[[ Supplied material, beginning ]]

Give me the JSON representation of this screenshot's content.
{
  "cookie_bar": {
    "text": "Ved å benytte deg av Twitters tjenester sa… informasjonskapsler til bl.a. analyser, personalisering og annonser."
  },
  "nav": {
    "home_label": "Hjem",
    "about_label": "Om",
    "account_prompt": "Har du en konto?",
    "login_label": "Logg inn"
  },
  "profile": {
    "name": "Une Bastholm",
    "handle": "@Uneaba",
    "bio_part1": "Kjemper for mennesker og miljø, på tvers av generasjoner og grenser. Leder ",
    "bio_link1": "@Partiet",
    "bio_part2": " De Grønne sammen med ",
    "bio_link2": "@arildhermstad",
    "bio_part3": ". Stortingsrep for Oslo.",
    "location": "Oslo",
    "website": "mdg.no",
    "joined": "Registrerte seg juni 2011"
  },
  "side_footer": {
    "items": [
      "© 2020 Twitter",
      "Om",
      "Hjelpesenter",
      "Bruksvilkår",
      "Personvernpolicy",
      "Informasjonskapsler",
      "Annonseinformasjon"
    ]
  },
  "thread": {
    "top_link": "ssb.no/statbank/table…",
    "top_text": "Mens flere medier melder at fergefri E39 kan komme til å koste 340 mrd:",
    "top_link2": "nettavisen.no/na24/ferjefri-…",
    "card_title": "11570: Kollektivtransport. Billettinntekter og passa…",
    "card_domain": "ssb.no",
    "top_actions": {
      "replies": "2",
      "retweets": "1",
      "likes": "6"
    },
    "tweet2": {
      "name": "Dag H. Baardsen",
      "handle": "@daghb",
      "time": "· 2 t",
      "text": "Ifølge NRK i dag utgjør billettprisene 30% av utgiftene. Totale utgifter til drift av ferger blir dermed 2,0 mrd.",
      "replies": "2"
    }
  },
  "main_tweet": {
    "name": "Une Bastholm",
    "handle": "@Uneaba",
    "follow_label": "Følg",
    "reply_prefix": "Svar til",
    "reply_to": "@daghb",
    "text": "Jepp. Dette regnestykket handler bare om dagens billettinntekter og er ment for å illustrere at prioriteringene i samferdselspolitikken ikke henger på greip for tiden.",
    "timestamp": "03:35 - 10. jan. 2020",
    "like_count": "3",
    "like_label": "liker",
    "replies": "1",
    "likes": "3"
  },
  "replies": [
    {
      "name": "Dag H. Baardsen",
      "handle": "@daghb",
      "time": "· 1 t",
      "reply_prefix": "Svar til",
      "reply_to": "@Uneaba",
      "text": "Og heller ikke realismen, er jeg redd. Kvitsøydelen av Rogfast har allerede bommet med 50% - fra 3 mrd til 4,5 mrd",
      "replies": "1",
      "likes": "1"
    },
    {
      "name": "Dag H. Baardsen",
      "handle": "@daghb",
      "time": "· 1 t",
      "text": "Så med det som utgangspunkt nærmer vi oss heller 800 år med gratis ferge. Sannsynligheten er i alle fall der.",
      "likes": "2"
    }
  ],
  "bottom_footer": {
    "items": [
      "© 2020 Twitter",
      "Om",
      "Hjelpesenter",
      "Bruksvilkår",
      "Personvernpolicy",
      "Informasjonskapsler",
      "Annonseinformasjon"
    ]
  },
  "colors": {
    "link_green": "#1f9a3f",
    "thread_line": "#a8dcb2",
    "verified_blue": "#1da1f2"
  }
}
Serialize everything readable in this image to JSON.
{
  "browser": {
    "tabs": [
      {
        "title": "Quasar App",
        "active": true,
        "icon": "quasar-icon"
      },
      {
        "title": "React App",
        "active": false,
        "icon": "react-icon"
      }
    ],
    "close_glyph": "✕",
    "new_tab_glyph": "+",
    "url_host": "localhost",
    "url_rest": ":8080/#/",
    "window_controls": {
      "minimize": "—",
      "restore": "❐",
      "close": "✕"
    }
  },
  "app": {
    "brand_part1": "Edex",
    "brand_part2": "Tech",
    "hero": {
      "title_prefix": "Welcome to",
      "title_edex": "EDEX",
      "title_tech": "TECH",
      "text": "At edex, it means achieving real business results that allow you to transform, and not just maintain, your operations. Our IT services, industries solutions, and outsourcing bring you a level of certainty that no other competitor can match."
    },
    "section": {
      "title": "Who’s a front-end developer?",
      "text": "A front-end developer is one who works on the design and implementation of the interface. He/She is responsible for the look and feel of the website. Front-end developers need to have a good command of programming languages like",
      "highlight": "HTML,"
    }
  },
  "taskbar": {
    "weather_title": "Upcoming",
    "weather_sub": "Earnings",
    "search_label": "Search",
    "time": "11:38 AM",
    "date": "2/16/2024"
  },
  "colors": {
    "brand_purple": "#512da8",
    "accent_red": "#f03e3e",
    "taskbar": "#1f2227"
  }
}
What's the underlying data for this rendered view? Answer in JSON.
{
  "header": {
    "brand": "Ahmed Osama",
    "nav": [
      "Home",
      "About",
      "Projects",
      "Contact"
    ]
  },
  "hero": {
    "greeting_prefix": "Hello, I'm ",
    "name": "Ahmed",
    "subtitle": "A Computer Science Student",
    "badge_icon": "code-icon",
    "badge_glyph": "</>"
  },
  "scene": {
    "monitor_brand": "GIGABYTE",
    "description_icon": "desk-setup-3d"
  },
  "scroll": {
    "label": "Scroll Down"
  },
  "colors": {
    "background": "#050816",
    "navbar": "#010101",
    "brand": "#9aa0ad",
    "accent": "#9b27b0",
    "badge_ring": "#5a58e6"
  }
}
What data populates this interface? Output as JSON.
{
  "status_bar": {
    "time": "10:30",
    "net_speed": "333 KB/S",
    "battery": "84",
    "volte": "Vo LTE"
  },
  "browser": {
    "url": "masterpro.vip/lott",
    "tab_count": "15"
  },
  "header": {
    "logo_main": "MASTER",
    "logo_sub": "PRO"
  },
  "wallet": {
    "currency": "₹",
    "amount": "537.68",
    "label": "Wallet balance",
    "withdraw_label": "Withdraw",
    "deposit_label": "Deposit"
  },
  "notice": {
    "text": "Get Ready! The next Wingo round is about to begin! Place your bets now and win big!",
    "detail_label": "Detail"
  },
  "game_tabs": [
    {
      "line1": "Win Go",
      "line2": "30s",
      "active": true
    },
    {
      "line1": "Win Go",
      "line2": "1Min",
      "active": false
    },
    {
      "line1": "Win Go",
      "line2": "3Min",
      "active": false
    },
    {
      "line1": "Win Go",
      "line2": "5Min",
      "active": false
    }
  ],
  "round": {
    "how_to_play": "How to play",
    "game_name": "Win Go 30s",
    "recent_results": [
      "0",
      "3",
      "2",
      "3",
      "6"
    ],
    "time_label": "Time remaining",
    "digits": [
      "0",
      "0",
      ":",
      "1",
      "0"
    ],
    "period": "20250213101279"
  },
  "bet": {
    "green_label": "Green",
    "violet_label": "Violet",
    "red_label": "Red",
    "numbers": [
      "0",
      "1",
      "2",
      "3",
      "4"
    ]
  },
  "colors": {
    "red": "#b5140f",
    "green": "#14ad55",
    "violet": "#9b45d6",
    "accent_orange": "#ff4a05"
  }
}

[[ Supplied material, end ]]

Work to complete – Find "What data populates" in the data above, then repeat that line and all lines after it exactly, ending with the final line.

Reply to the exercise –
What data populates this interface? Output as JSON.
{
  "status_bar": {
    "time": "10:30",
    "net_speed": "333 KB/S",
    "battery": "84",
    "volte": "Vo LTE"
  },
  "browser": {
    "url": "masterpro.vip/lott",
    "tab_count": "15"
  },
  "header": {
    "logo_main": "MASTER",
    "logo_sub": "PRO"
  },
  "wallet": {
    "currency": "₹",
    "amount": "537.68",
    "label": "Wallet balance",
    "withdraw_label": "Withdraw",
    "deposit_label": "Deposit"
  },
  "notice": {
    "text": "Get Ready! The next Wingo round is about to begin! Place your bets now and win big!",
    "detail_label": "Detail"
  },
  "game_tabs": [
    {
      "line1": "Win Go",
      "line2": "30s",
      "active": true
    },
    {
      "line1": "Win Go",
      "line2": "1Min",
      "active": false
    },
    {
      "line1": "Win Go",
      "line2": "3Min",
      "active": false
    },
    {
      "line1": "Win Go",
      "line2": "5Min",
      "active": false
    }
  ],
  "round": {
    "how_to_play": "How to play",
    "game_name": "Win Go 30s",
    "recent_results": [
      "0",
      "3",
      "2",
      "3",
      "6"
    ],
    "time_label": "Time remaining",
    "digits": [
      "0",
      "0",
      ":",
      "1",
      "0"
    ],
    "period": "20250213101279"
  },
  "bet": {
    "green_label": "Green",
    "violet_label": "Violet",
    "red_label": "Red",
    "numbers": [
      "0",
      "1",
      "2",
      "3",
      "4"
    ]
  },
  "colors": {
    "red": "#b5140f",
    "green": "#14ad55",
    "violet": "#9b45d6",
    "accent_orange": "#ff4a05"
  }
}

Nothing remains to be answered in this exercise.